"I saw my pack was out, one day, and that it had been opened. I looked inside, and the hithlain rope as I'd took from the boats the Lord Celeborn and Lady Galadriel had given us was missing. That evening the pack was put away, and the rope was back in it. He'd been out, walking, he said. He didn't eat much for dinner, went to bed early. I set the kingsfoil steeping for him that night. I'm glad it was the hithlain rope. If it had been some as I'd twisted, I'd probably not of found his body for days."
"I don't understand."
"You'll understand when you get to us trying to find our way out of the Emyn Muil."
Ruvemir considered. "No wonder you don't want others to see these." He examined the other's face. "I am honored at the trust you show me."
"You won't betray him, I think."
"Are there many of the nightmare drawings there?"
"No. Most is just drawings--me, old Mr. Bilbo, the Gaffer, Merry, Pippin, his folks, my flowers. Most is what made him happy, content. But he finally had to let us know the pain, too. Couldn't let us think he was special good and nothin' more."
Ruvemir nodded his understanding.
That night Sam again knocked at the door. "I know you haven't finished that one yet, but maybe you should read this one, too," he said. "This time I was writing it out, keeping my heart from bein' et out of me." He held out a much thinner tome bound in green leather.
"You bound this?"
Sam smiled. "Old Bilbo taught us both binding at the same time, he did."
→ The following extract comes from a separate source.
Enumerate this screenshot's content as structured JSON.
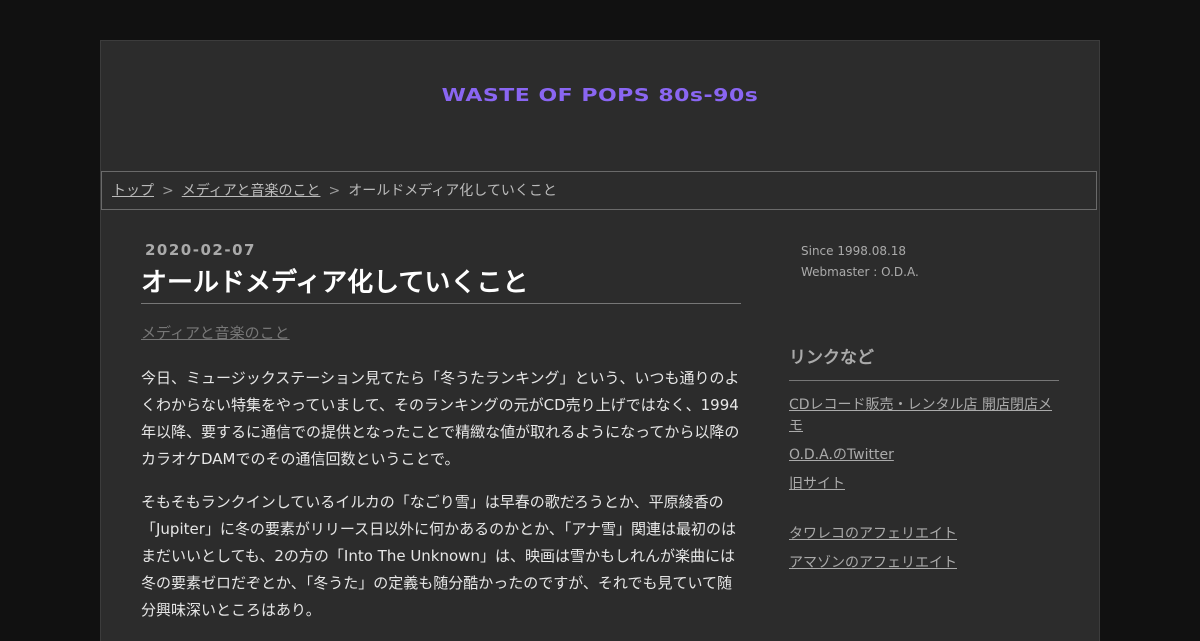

This is a work of fan fiction, written because the author has an abiding love for the works of J R R Tolkien. The characters, settings, places, and languages used in this work are the property of the Tolkien Estate, Tolkien Enterprises, and possibly New Line Cinema, except for certain original characters who belong to the author of the said work. The author will not receive any money or other remuneration for presenting the work on this archive site. The work is the intellectual property of the author, is available solely for the enjoyment of Henneth Annûn Story Archive readers, and may not be copied or redistributed by any means without the explicit written consent of the author.